2012 is proving to be a wet dream for genre fans: The Avengers, The Hobbit and most certainly the return of Ridley Scott to fantastical filmmaking. For some back story please follow this link:
Alien: Prometheus trailer whets fanboy anticipation
As director Scott finalizes his update on the original Alien film that brought him genre acclaim, Prometheus (due out June 8th, 2012), there is considerable gnashing of teeth for his next return to earlier glories.
The 74 year old director Scott cut his teeth on 80’s cult Sci-Fi / Fantasy films: Alien, Blade Runner, Legend – done back to back. Many Michiana film fans believe that Scott is the greatest living genre filmmaker. As if to prove this to fans, the beloved director will be returning to his other fantasized film, Blade Runner for an update, sequel or something completely different?
The Speakeasy blog revealed that Scott said he is on board to direct a “Blade Runner” follow-up and has been interviewing writers who can help him with the screenplay. Scott says the new project is “liable to be a sequel. I think I’m close to finding a writer that might be able to help me deliver,” Scott says, “we’re quite a long way in, actually.” Scott says the new “Blade Runner” project is moving ahead “not with the past cast, of course.” No Deckard? “No, not really,” he says.
Although Blade Runner is now rightly considered a noir classic, at the time it went unappreciated. The boxoffice for the 1982 film was an underwhelming $27 million, quite a disappointment considering it cost $28 million (plus prints and advertising) to make. The film generated a considerable geek movement, as well as influence other film projects (Terry Gilliam’s Brazil comes instantly to mind). A serialization was offered to source material author Philip K. Dick to be released jointly with the film, which he dismissed forcing the novel Do Androids Dream of Electric Sheep to be reissued with the film’s title emblazoned upon it. Sequels followed in the 90’s, written by PKD friend K.W. Jeter. Blade Runner 2, 3 and 4 were followed by a series of comics published by Boom! Studios more recently in 2009.
Scott alludes to departing from the prior film’s characters which may distress fans but in actuality would perhaps bring a this new film closer to the original source material. As typical of adaptation (esp of PKD’s work), only a small portion of the source material is used for the film to extrapolate from. Therefore a return to said material stands to yield a wealth of material heretofore unseen, cinematically. The same could be said for Prometheus, which revisits Alien territory, but in a different, perhaps more intelligent viewpoint.

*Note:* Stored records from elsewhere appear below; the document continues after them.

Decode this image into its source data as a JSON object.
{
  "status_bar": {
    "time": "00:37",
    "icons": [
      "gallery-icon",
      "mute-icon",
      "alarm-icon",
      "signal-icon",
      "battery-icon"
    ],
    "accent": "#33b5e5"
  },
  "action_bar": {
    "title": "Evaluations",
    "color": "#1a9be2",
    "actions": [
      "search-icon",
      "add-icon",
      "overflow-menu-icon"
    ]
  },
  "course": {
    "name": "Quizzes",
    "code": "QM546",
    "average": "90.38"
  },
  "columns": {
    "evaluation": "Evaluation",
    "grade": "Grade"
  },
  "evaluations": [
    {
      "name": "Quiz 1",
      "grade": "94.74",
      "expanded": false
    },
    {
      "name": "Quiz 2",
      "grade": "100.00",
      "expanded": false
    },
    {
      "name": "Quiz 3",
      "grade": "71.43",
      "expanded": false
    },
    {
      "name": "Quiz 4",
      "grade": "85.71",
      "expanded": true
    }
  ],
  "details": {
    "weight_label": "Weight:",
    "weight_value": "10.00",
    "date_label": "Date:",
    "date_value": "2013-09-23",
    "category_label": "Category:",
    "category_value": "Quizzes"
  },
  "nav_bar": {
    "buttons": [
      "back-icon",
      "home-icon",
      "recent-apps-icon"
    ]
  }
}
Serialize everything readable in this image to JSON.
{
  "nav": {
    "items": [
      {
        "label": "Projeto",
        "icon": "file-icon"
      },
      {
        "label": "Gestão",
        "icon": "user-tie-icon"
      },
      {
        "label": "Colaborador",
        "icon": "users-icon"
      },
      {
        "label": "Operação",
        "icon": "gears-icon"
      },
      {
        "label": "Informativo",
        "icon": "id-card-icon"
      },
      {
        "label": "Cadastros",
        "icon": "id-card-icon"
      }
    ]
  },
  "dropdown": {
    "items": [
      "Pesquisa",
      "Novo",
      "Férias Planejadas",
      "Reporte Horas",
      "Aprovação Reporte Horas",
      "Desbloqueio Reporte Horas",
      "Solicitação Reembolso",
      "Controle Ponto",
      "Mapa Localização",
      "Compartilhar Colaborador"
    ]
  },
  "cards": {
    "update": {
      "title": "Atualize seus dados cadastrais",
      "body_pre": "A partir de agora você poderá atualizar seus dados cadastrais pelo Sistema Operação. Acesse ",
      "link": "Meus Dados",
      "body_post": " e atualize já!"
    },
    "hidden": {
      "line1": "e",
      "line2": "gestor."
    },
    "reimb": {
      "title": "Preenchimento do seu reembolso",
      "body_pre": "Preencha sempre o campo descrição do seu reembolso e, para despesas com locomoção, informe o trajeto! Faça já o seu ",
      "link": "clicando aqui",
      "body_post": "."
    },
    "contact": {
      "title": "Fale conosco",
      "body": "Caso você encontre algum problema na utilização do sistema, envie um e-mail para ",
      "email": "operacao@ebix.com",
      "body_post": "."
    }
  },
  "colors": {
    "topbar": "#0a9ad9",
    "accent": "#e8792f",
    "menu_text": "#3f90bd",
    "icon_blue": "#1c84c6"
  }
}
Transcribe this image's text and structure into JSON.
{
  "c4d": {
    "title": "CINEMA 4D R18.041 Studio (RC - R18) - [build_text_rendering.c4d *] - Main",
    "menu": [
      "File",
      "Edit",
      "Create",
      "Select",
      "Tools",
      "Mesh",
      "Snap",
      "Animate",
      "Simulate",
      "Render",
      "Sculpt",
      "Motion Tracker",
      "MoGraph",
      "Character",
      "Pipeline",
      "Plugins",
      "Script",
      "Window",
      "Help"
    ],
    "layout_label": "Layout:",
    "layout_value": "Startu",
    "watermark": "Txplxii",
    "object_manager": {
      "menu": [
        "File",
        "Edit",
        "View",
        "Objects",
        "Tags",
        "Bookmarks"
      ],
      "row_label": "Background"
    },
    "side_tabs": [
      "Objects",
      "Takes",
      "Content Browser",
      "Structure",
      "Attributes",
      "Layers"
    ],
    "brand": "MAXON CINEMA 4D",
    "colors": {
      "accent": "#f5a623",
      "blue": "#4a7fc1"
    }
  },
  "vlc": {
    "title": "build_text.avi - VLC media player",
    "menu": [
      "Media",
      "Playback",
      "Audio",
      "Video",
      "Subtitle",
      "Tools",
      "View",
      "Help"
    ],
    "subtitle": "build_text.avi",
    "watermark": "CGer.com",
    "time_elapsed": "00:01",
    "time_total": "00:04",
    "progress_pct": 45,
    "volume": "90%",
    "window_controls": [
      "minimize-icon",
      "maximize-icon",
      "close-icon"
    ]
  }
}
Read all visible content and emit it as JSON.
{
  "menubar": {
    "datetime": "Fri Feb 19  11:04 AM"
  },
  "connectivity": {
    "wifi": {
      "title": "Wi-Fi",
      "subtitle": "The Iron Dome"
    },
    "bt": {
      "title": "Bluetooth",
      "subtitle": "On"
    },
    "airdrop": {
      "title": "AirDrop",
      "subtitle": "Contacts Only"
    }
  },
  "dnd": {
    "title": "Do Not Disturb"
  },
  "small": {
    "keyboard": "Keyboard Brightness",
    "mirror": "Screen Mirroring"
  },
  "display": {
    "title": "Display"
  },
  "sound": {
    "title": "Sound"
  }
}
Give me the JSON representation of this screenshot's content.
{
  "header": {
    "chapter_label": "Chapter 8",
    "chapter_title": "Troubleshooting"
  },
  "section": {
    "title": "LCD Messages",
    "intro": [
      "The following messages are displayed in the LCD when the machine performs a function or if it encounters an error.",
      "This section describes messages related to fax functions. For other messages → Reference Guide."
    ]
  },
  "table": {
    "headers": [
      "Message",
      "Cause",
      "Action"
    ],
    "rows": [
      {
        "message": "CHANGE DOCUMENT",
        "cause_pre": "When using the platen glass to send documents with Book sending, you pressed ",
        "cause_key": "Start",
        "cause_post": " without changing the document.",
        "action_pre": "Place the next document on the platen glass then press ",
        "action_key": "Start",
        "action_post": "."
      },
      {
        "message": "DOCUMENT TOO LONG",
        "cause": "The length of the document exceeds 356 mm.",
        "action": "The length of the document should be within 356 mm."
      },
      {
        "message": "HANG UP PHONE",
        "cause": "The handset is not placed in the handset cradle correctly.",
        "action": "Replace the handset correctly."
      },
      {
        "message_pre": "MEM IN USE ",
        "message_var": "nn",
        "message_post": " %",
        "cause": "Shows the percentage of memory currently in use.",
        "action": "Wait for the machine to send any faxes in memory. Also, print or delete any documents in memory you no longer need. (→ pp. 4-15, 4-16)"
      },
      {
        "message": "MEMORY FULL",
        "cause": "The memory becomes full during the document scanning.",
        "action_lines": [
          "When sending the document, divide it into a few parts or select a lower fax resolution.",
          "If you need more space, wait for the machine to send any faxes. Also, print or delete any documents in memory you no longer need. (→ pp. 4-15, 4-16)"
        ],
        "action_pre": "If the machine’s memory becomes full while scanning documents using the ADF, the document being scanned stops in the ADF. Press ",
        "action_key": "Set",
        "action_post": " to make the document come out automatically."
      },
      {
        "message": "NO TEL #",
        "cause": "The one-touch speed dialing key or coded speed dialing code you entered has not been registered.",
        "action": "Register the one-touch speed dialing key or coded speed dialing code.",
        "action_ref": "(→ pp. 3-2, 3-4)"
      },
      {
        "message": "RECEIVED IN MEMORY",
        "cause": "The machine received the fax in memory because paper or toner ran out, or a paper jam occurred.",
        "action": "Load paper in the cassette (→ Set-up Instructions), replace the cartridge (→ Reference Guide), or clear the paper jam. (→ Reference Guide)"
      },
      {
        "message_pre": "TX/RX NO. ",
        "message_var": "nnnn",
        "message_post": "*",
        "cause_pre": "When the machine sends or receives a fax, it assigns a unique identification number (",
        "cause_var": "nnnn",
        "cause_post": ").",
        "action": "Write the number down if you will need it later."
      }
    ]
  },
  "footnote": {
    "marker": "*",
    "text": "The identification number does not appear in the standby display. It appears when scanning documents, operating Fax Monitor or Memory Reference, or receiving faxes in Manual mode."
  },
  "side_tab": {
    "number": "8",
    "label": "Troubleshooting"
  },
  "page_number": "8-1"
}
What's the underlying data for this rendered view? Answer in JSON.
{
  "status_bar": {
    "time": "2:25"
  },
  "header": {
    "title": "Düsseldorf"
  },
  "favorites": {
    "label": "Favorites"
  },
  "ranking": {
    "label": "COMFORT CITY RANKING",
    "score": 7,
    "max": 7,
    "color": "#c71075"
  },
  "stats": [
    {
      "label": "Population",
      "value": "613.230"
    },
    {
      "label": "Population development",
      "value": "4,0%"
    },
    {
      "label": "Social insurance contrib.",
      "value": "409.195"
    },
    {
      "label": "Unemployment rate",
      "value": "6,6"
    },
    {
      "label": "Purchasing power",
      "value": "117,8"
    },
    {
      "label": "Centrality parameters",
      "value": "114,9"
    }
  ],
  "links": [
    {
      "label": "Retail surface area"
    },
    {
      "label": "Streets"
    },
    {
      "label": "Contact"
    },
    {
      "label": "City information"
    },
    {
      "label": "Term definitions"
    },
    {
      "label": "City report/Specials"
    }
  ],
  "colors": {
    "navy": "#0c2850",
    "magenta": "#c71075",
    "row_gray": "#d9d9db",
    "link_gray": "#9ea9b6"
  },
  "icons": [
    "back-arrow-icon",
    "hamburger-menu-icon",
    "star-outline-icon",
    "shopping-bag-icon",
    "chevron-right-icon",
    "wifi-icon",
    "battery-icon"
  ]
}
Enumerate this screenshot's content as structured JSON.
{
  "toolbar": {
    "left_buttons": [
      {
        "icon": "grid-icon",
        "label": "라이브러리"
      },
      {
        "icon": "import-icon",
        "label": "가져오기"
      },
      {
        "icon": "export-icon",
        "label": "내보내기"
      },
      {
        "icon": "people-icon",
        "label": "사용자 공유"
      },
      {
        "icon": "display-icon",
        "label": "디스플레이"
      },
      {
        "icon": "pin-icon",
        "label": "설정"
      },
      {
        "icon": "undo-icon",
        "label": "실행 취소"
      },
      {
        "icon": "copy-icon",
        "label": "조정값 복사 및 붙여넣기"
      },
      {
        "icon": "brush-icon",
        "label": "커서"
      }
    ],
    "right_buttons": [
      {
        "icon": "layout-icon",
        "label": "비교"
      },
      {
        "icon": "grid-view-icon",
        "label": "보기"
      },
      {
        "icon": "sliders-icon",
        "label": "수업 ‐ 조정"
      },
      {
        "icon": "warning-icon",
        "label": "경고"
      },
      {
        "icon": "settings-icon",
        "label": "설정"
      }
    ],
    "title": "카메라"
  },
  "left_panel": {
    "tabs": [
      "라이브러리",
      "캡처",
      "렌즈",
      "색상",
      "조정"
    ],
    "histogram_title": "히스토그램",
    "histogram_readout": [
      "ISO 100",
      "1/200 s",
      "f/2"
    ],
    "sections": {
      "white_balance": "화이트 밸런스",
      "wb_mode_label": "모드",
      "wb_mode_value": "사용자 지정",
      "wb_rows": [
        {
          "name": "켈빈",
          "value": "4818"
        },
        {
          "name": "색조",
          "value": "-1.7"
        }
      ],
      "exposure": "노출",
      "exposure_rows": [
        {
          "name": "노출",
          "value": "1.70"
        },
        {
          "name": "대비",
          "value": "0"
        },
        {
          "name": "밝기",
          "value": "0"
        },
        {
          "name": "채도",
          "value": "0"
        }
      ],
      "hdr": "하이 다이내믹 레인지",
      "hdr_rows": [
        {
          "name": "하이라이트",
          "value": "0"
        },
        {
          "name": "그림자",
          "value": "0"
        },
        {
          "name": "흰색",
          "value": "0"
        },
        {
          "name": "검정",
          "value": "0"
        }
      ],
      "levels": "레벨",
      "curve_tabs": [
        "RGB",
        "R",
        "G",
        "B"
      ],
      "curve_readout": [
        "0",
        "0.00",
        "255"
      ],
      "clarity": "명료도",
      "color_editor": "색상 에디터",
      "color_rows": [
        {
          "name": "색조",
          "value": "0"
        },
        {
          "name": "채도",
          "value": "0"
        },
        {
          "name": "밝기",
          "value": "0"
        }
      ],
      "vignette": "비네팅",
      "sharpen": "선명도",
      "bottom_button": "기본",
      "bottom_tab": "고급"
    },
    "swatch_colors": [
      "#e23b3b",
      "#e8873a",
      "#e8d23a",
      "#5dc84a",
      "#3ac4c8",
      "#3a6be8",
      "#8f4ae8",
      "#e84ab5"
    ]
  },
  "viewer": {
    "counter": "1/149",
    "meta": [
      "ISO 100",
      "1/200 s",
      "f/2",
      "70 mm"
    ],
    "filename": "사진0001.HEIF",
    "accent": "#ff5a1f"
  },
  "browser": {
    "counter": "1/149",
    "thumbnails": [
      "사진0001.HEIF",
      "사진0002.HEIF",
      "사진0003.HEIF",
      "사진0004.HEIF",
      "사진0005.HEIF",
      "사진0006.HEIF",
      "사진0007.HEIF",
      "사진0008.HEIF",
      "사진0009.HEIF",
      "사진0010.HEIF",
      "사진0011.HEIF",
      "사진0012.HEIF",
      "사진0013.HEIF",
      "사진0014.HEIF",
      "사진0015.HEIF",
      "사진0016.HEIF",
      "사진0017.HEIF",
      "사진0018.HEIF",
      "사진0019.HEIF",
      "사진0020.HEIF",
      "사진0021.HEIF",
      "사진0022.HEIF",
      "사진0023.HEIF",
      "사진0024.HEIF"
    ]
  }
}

Michiana Ridley Scott fans can revisit their favorites by visiting their local Barnes & Noble store, or their local St. Joseph County Public Library or Mishawaka Public Library where both literary and filmed versions of Scott and Philip K. Dick’s classics await.